▶ [WORK TO BE COMPLETED]
Select from the data all lines with the word "Windows".

▶ [RECORDS FOR THIS EXERCISE]
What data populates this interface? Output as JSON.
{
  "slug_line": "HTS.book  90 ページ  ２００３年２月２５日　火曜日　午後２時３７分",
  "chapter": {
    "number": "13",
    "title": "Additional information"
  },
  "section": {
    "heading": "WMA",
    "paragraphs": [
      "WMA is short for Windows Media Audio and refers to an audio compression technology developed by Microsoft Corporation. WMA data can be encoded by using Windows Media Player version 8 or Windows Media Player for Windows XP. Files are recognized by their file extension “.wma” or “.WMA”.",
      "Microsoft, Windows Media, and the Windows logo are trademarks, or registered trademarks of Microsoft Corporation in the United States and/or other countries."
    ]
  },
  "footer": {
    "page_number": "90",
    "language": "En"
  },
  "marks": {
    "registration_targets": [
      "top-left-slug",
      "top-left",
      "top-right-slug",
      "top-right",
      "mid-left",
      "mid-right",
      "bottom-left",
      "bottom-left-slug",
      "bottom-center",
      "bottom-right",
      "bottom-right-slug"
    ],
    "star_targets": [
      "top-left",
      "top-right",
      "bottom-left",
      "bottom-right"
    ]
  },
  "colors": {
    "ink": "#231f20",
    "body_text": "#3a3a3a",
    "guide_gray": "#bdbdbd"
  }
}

▶ [TASK OUTPUT]
      "WMA is short for Windows Media Audio and refers to an audio compression technology developed by Microsoft Corporation. WMA data can be encoded by using Windows Media Player version 8 or Windows Media Player for Windows XP. Files are recognized by their file extension “.wma” or “.WMA”.",
      "Microsoft, Windows Media, and the Windows logo are trademarks, or registered trademarks of Microsoft Corporation in the United States and/or other countries."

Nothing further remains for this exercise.